## [Problem to solve]
Return, from the data that follows, each line that holds the word "JSON".

## [Listed records]
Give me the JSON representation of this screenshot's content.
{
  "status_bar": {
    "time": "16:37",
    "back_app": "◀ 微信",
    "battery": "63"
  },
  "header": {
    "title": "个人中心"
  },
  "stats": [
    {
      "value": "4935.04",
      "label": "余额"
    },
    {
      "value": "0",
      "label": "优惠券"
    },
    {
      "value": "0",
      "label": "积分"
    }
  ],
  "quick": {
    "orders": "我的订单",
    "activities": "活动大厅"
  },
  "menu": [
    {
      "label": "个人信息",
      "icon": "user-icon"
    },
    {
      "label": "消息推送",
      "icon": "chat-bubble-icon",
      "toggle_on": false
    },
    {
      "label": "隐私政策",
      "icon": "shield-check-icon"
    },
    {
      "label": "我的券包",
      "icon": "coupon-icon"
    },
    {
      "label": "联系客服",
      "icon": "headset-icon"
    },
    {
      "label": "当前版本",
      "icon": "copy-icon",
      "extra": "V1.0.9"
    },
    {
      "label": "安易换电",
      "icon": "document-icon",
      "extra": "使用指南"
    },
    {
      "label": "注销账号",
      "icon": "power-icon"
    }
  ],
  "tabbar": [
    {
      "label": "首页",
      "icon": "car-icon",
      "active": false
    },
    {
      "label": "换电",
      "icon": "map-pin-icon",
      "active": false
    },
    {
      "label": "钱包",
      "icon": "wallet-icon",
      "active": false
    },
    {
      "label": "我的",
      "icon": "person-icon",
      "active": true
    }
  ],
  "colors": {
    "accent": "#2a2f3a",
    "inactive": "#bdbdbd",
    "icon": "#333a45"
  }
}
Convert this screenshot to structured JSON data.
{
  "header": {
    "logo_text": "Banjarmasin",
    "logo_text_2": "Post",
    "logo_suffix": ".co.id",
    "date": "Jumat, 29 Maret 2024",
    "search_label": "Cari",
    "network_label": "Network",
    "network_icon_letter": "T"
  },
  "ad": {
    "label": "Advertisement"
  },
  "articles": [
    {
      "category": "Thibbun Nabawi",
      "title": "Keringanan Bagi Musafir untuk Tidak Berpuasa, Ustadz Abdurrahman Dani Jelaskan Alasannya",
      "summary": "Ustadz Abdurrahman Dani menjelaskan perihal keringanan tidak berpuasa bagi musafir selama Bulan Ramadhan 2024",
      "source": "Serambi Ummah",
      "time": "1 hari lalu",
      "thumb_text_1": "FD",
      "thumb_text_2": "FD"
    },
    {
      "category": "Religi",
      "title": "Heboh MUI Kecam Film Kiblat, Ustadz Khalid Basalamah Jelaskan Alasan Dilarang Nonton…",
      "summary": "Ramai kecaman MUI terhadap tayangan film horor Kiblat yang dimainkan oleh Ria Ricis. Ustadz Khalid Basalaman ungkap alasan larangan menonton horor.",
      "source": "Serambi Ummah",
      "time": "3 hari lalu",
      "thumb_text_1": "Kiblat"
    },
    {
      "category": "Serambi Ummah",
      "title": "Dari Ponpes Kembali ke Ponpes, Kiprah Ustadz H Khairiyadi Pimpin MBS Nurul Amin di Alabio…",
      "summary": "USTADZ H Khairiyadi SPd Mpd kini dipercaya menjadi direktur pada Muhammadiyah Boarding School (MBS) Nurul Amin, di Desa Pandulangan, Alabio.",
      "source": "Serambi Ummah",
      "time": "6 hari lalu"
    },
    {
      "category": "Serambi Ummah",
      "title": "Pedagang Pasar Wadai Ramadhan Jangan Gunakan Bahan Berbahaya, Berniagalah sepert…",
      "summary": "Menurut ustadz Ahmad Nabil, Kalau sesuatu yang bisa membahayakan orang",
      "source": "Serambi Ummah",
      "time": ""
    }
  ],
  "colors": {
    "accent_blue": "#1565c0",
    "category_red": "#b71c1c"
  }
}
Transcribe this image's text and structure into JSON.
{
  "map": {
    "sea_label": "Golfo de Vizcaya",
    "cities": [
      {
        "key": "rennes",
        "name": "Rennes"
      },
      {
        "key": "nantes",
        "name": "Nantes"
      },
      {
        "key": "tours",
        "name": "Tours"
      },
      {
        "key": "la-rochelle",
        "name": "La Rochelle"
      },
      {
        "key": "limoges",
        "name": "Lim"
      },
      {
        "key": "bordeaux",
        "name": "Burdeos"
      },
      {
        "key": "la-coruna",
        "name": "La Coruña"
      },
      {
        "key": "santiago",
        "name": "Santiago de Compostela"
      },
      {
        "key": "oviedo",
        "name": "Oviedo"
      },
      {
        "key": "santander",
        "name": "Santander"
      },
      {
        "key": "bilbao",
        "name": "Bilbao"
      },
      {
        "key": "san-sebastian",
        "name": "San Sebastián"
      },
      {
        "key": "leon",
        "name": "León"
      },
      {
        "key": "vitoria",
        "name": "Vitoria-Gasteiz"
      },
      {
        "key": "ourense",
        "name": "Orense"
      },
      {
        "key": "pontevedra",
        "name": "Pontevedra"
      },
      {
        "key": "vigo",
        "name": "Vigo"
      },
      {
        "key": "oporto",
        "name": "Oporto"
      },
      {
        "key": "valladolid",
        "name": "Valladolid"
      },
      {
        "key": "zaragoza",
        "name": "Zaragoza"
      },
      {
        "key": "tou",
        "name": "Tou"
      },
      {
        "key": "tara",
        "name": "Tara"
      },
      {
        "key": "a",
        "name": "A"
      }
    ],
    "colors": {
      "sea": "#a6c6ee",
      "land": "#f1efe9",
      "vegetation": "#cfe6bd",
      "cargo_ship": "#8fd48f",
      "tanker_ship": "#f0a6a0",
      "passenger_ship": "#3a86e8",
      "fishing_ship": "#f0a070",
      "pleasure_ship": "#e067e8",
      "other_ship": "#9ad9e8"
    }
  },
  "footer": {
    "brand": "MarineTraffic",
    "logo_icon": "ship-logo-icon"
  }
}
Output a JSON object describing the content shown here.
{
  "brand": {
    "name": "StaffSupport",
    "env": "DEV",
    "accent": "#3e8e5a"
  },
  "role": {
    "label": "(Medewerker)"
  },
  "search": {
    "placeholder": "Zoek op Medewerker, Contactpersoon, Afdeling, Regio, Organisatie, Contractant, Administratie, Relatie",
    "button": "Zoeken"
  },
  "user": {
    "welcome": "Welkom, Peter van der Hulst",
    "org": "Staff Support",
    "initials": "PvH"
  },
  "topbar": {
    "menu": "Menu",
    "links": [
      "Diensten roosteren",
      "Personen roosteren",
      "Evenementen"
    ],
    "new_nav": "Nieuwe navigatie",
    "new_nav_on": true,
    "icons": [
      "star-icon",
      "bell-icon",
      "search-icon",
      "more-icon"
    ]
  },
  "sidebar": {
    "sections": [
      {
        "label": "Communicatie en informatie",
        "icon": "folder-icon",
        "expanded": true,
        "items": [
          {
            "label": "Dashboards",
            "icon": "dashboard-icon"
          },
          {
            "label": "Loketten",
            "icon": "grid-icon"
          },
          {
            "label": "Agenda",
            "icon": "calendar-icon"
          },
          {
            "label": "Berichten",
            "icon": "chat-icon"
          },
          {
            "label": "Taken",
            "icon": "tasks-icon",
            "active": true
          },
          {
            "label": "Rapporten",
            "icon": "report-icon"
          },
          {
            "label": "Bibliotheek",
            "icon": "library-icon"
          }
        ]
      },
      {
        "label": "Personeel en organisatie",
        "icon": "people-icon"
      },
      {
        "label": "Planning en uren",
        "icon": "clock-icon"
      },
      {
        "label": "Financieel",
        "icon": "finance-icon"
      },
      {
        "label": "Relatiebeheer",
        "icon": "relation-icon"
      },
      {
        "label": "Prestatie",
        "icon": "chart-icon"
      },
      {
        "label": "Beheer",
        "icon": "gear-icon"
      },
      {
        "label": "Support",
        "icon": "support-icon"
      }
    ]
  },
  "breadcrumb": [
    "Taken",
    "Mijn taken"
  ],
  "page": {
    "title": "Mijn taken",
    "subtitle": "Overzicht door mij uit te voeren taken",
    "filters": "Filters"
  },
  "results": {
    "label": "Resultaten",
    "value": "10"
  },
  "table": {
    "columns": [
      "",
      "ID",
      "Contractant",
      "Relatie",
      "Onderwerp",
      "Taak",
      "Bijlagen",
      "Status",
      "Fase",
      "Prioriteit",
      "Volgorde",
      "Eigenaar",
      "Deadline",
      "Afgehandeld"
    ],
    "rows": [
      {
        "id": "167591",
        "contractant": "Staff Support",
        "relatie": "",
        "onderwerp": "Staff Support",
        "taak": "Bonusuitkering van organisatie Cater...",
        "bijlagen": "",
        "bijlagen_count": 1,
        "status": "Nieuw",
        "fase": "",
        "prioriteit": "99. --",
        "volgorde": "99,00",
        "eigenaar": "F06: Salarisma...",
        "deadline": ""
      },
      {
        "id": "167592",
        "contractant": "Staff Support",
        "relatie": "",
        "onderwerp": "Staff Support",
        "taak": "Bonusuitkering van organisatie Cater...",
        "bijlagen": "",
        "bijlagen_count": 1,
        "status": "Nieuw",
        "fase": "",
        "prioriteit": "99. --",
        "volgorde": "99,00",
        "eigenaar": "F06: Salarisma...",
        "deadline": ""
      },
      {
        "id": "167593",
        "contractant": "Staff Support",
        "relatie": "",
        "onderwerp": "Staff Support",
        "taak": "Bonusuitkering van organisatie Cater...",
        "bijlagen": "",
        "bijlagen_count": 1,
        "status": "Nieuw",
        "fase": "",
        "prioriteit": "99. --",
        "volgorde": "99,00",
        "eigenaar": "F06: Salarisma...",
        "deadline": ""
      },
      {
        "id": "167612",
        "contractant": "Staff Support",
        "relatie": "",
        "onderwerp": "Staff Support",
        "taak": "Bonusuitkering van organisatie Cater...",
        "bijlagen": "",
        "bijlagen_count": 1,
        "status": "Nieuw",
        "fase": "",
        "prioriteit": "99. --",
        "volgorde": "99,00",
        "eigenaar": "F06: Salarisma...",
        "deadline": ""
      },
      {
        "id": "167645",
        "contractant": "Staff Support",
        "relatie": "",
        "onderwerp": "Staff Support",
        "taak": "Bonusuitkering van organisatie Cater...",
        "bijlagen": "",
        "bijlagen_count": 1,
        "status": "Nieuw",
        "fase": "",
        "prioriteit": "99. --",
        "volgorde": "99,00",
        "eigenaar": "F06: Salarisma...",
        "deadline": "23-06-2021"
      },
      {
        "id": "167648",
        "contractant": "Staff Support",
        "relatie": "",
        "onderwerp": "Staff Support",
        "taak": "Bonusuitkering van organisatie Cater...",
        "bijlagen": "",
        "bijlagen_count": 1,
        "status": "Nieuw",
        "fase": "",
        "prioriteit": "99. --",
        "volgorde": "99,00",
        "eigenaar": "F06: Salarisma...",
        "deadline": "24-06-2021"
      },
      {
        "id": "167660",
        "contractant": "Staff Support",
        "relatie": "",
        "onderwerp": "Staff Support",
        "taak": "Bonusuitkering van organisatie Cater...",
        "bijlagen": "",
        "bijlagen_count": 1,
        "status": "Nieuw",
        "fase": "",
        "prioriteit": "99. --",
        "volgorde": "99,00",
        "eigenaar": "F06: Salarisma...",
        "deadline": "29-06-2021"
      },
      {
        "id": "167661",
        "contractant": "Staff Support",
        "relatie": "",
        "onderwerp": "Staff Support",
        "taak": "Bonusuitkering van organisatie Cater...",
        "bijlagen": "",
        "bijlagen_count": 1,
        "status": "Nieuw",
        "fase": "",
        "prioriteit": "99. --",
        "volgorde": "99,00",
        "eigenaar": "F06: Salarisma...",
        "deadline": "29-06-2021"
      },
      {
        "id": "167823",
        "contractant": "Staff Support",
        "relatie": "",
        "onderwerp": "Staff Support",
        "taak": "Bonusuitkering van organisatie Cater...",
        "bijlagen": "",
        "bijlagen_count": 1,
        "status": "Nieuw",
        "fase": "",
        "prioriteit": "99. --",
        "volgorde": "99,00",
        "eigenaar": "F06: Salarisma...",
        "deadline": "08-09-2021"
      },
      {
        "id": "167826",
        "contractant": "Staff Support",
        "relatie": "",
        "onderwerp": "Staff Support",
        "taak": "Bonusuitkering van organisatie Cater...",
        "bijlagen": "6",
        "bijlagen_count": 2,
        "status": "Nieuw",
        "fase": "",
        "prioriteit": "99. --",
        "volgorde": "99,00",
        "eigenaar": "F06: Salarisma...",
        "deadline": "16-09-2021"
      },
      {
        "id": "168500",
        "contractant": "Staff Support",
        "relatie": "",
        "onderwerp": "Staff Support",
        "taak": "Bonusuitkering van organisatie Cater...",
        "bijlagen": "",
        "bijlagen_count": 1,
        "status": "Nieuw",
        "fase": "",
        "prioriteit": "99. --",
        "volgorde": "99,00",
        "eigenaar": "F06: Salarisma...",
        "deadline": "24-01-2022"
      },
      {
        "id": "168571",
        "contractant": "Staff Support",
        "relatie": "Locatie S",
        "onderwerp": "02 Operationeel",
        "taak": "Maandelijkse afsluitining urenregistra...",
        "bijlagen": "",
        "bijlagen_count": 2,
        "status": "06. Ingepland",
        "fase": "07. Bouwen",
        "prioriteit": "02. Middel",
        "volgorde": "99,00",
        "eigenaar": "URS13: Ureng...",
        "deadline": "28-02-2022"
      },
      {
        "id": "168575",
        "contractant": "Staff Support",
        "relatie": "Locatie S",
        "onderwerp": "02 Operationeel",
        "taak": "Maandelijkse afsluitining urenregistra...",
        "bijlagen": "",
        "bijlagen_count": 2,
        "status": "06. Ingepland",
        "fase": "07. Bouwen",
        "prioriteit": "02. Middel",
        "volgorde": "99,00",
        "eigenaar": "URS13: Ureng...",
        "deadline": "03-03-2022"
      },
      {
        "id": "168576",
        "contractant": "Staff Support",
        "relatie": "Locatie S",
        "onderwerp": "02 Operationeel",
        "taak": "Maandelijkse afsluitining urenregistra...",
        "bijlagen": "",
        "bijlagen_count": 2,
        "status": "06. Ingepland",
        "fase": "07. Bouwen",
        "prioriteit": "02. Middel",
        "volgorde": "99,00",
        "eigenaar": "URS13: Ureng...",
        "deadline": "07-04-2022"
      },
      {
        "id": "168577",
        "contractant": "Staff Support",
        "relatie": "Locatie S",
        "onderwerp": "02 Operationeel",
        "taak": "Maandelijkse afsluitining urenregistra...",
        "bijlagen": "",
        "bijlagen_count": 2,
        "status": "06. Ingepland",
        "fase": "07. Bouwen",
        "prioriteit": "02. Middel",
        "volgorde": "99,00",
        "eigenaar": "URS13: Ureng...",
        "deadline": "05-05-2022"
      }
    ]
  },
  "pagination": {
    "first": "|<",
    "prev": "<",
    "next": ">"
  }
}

## [The answer]
Give me the JSON representation of this screenshot's content.
Convert this screenshot to structured JSON data.
Transcribe this image's text and structure into JSON.
Output a JSON object describing the content shown here.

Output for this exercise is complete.